On the bright side, this approach offers reasonable support for the player who wants to build a brawler or a chainsword berserker, just like option 2. That character feels better about being in melee than the gun-wielder he bases. Melee specialists have plenty of reason to keep the combat mobile, not static. And guns can be “better” than swords as they probably should be, right up to the moment they’re not. I leave the realism debate to the experts, but it’s a satisfactory solution for a game.
So which way should we go with Alternity? We’re leaning toward Option 3. We think a rule that says something like “rifles and heavy weapons take a -3 step penalty to attacks if an enemy’s adjacent to you” is pretty reasonable. Melee specialists can’t guarantee that they’ll shut down an enemy rifleman, but they can make him a lot less effective. That rifleman’s not happy that you’re basing him, and you’re rewarded for *moving* in the action scene, and that’s all good.
We also think that the penalty shouldn’t apply to guns intended for close quarters. People use pistols at fist-fighting range all the time, after all. Their penalty for letting the melee specialist get close is that they’re now in his attack range. And giving pistols the advantage of suffering no penalty in melee helps to provide a point of differentiation between rifles and pistols in our game. Otherwise, rifles would always be the right answer, and that’s not good for a game either!
In today’s blog, we’re taking a look at the current iteration of our take on Alternity’s damage and wound system. As with other sneak peeks at our design, this is a snapshot of a work in progress, and we expect to continue to refine and adjust the systems as we get closer to launch. Read on! Continue reading
While we’ve been quiet the past few weeks, much work has been happening behind the scenes to prepare Alternity for playtest. As part of that process, Rich performed a dry run of the playtest rules at AcadeCon 2016 a few weeks back, and ran a couple of scenarios of Alternity for the RPG Academy fans in attendance. Here’s part 1 of his convention report! Continue reading
We’ve had tremendous interest thus far from fans interested in the upcoming Alternity Playtest, which has exceeded our expectations! We’ll continue collecting email addresses (you can sign up here on our previous blog entry), and we’ll provide more information about the playtest plan in the coming weeks.
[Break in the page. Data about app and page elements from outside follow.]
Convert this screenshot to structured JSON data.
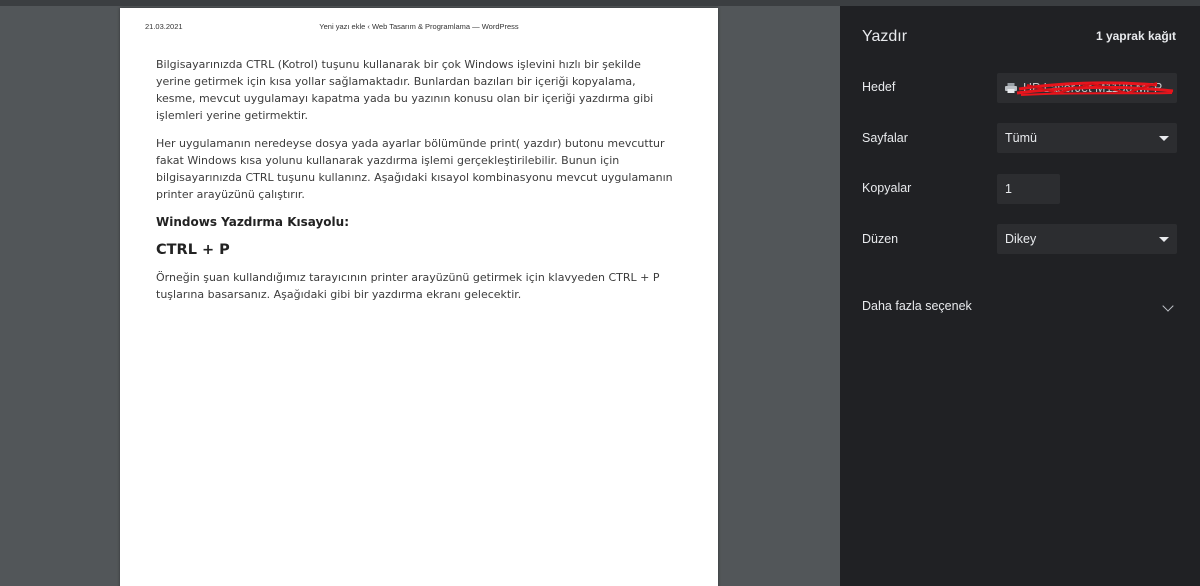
{
  "preview": {
    "header": {
      "date": "21.03.2021",
      "title": "Yeni yazı ekle ‹ Web Tasarım & Programlama — WordPress"
    },
    "body": {
      "p1": "Bilgisayarınızda CTRL (Kotrol) tuşunu kullanarak bir çok Windows işlevini hızlı bir şekilde yerine getirmek için kısa yollar sağlamaktadır. Bunlardan bazıları bir içeriği kopyalama, kesme, mevcut uygulamayı kapatma yada bu yazının konusu olan bir içeriği yazdırma gibi işlemleri yerine getirmektir.",
      "p2": "Her uygulamanın neredeyse dosya yada ayarlar bölümünde print( yazdır) butonu mevcuttur fakat Windows kısa yolunu kullanarak yazdırma işlemi gerçekleştirilebilir. Bunun için bilgisayarınızda CTRL tuşunu kullanınz. Aşağıdaki kısayol kombinasyonu mevcut uygulamanın printer arayüzünü çalıştırır.",
      "heading": "Windows Yazdırma Kısayolu:",
      "shortcut": "CTRL + P",
      "p3": "Örneğin şuan kullandığımız tarayıcının printer arayüzünü getirmek için klavyeden CTRL + P tuşlarına basarsanız. Aşağıdaki gibi bir yazdırma ekranı gelecektir."
    }
  },
  "panel": {
    "title": "Yazdır",
    "sheet_count": "1 yaprak kağıt",
    "destination": {
      "label": "Hedef",
      "value": "HP LaserJet M1130 MFP",
      "icon": "printer-icon"
    },
    "pages": {
      "label": "Sayfalar",
      "value": "Tümü"
    },
    "copies": {
      "label": "Kopyalar",
      "value": "1"
    },
    "layout": {
      "label": "Düzen",
      "value": "Dikey"
    },
    "more_settings": {
      "label": "Daha fazla seçenek",
      "icon": "chevron-down-icon"
    }
  },
  "colors": {
    "panel_bg": "#202124",
    "field_bg": "#2c2d30",
    "preview_bg": "#525659",
    "redaction": "#e8141c"
  }
}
In the meantime, Rich would like to share some thoughts on player archetypes – take it away, Rich!
Want to be help playtest Alternity? Sign up here! Continue reading
This week, Dave gives a glimpse of how our approach to Alternity affects encounter design and enables improvisation. Take it away, Dave!
Your “Alterniteers” (Rich, Bill, Steve, and I) are hard at work on building the first public playtest packet. Look for it soon! As we do that, here are a couple of “hey, that’s kinda neat” moments that emerged from our design work thus far. Continue reading